- [PROBLEM]
From the entries that follow, pick out all lines holding "label".

- [EXTRACTED INFORMATION]

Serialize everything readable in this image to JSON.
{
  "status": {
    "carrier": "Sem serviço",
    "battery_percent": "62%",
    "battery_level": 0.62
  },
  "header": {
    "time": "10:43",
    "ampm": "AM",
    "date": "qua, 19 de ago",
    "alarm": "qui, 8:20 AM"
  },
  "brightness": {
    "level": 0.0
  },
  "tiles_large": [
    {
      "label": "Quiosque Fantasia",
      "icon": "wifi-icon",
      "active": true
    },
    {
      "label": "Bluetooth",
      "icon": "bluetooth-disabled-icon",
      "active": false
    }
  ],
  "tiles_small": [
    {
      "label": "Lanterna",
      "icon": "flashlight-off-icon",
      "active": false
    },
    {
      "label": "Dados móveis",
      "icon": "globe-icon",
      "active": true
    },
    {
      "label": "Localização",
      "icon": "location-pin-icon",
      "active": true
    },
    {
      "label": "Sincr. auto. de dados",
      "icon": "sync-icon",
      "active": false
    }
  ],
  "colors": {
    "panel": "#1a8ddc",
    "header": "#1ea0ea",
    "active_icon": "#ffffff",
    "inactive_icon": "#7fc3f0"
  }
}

- [OUTPUT OF THE EXERCISE]
      "label": "Quiosque Fantasia",
      "label": "Bluetooth",
      "label": "Lanterna",
      "label": "Dados móveis",
      "label": "Localização",
      "label": "Sincr. auto. de dados",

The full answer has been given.